The novel resembles uniquely to Lee’s experiences as a 10 year old.

The story tells about a 6 year old girl named Jean Louise Finch who exploits her observations about her family. She specifically focuses on observations regarding Atticus Finch, who is her father and the heroic lawyer of the plot, her friend and neighbor who in real life is actually Truman Capote, and the events surrounding a black man who was accused of murder on trial in 1936. Although it is not autobiographical, the events and plots in the novel resemble Lee’s experiences. Lee believed that “a writer should write about what he knows and write truthfully.

The novel depicted the importance of race and class depictions and questioned the morality of such ideas, as well as serious court cases that deal with rape and racial inequality. The novel was also in the center of a controversy as it was removed from classroom readings for its illustration of racial injustice. Although it mostly affected the East coast — such as Richmond, Virginia, and Canadian provinces — the novel became a serious factor that aided the civil rights movement at the time, serving as an object to resolve a peaceful matter from the tensions of racial segregation.

“A writer should write about what he knows and write truthfully.” — Harper Lee

To Kill a Mockingbird was Harper Lee’s only novel for the past half century until last year she released a second controversial novel, Go Set a Watchman, which serves as a sequel to Mockingbird but was originally an earlier draft of it.

To Kill a Mockingbird was later adapted into an Oscar-winning film in 1962 directed by Robert Mulligan. The film won three Academy awards, including best actor and best adapted screenplay. The film is also honored by the American Film Institute (AFI), listing #34 in “100 years…100 movies,” Atticus Finch as #1 hero in “heroes and villains,” #2 in “100 cheers,” and #1 in “top ten courtroom drama.” In 1990, the novel became an annual theater performance in Lee’s hometown of Monroeville, Alabama.

Lee received significant prizes and awards such as the Pulitzer Prize for fiction in 1961, her appointment in the National Council in the Arts, the Presidential Medal of Freedom from George W. Bush, and the National Medal of Arts by Barack Obama.
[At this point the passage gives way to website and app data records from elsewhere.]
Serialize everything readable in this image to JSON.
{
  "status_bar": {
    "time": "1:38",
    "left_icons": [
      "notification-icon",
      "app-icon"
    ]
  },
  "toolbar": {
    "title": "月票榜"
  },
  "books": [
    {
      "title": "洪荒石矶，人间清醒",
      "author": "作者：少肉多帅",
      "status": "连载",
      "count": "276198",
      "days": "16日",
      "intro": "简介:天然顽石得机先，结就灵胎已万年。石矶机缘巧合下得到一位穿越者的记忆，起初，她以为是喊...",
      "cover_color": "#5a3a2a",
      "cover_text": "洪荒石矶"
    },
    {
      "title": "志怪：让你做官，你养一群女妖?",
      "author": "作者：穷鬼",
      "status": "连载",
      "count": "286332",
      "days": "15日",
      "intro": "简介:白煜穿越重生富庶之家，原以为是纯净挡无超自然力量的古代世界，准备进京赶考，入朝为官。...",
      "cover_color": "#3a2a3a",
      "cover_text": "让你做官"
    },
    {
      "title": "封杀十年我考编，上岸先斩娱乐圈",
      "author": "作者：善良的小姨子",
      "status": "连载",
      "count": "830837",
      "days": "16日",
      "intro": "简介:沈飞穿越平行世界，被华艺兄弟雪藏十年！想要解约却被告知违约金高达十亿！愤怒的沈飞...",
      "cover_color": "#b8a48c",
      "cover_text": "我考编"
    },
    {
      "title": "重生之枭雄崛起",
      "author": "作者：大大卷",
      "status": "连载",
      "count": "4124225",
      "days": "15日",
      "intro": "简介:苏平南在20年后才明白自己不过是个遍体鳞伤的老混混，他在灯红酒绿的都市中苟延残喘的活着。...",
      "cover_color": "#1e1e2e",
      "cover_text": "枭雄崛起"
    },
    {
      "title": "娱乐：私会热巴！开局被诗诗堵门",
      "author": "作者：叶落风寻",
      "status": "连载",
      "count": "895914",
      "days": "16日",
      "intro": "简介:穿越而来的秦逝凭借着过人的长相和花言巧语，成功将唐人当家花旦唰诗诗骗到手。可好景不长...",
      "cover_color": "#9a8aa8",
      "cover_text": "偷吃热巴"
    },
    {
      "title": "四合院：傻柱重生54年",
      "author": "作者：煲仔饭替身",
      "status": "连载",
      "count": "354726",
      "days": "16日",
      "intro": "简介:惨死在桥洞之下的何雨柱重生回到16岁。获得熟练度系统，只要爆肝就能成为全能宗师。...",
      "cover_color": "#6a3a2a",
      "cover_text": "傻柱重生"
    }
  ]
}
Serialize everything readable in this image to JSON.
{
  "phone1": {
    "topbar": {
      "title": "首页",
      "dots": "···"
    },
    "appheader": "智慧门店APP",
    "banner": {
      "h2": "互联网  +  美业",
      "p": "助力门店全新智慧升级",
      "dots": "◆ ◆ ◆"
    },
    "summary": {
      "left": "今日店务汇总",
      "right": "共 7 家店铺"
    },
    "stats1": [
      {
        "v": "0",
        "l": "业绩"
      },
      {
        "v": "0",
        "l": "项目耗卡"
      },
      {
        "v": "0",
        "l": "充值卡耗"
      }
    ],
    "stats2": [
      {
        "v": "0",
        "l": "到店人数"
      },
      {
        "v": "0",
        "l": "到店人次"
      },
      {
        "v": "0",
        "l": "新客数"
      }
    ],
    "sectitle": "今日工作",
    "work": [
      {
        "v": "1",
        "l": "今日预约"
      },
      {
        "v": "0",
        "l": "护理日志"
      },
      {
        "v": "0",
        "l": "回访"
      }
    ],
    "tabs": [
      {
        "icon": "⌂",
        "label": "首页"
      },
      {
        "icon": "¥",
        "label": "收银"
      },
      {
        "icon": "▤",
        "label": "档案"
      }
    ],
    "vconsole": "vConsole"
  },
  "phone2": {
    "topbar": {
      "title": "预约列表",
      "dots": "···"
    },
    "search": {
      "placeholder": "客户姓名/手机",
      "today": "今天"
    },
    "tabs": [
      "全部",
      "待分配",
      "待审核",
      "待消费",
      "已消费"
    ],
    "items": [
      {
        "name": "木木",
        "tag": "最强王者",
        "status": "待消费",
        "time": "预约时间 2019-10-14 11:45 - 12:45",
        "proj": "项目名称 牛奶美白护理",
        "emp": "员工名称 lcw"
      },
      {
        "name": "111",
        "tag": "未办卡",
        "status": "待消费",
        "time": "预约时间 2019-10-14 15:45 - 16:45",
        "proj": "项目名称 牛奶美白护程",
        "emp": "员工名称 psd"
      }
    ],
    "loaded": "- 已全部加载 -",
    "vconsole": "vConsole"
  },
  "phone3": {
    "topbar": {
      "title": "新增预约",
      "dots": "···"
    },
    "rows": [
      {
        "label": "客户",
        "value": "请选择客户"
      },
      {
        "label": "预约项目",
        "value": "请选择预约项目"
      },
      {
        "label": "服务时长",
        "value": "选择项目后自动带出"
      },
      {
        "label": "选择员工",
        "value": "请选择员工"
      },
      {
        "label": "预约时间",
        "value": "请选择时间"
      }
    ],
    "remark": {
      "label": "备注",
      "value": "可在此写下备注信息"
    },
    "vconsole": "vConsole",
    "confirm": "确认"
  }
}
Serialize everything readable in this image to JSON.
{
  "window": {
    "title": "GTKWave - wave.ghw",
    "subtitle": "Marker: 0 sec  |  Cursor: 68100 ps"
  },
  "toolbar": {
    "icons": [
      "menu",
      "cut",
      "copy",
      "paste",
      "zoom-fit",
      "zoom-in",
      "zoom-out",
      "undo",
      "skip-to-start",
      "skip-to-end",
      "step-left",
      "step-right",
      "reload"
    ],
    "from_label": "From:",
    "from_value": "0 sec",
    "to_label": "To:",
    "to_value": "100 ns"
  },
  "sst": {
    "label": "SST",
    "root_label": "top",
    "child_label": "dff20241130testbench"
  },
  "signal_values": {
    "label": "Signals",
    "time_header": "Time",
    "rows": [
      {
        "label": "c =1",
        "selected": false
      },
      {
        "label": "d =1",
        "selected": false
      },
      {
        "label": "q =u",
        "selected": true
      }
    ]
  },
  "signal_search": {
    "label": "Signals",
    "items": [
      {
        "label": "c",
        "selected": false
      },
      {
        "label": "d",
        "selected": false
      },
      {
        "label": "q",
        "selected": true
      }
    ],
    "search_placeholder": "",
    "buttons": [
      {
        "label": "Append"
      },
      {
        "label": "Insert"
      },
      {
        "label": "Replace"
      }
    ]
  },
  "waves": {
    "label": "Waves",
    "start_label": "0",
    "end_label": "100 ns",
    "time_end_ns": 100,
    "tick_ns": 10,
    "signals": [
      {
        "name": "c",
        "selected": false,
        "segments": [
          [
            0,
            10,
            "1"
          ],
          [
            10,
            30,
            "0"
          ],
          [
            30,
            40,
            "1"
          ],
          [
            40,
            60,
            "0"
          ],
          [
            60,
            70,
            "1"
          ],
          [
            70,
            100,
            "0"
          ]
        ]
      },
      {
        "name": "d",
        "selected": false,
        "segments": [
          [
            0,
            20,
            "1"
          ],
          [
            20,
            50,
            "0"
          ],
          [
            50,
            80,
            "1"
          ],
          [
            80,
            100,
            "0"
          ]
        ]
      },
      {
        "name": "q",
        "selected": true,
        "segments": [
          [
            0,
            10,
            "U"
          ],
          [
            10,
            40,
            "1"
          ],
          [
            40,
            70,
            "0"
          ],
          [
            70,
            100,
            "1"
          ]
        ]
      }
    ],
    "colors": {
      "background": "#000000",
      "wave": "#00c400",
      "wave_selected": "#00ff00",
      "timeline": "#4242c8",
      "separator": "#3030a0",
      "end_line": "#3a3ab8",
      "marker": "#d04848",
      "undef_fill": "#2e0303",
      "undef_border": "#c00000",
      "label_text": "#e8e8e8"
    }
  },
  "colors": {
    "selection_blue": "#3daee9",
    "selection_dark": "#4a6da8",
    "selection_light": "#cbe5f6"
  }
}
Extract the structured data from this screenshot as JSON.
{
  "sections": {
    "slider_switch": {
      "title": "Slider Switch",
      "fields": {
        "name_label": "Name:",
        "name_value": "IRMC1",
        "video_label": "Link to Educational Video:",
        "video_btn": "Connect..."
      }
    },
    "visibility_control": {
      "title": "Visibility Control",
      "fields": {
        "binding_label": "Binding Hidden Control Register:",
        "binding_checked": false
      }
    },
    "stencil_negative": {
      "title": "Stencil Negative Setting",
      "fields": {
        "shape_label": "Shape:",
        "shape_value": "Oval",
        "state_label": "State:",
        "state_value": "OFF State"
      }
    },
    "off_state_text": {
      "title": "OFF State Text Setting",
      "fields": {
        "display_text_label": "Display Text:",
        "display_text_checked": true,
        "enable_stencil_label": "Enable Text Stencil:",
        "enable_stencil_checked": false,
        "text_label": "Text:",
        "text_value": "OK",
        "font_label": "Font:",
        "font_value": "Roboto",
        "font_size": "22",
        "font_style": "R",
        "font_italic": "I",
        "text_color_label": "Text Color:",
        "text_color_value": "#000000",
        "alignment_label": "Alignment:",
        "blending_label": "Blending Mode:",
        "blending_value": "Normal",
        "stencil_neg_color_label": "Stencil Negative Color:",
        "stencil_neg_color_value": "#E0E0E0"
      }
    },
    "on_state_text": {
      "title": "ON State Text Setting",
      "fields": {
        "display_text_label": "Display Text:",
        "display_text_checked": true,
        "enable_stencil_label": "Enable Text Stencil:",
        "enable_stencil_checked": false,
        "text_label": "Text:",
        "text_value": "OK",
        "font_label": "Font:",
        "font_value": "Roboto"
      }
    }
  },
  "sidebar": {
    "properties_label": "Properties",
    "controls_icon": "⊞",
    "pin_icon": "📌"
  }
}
In most presented cases, Lee refuses to appear in public interviews and appearances in her early years, but rather attend luncheons for students who wrote essays about her work, which were held annually in the University of Alabama.

Lee has also been portrayed in fictional films such as Catherine Keener in Capote (2005) and Sandra Bullock in Infamous (2006). A 2010 documentary film Hey Boo: Harper Lee & To Kill a Mockingbird illustrates the background of the book and the impact and influences on readers and writers.

In Knoxville, Tennessee, a rock band named Atticus was inspired by the novel, as well as a Temecula, California, band called Finch.

The novel was also a cultural reference, influencing episode titles like “To Kill a Ladybird” in King of the Hill, and “To Kill a Talking Bird” in Frasier.

It is a sad time for the literature world as readers mourn and show their respect after the passing of Harper Lee.

Harper Lee
“All I want to be is the Jane Austen of south Alabama.” — Harper Lee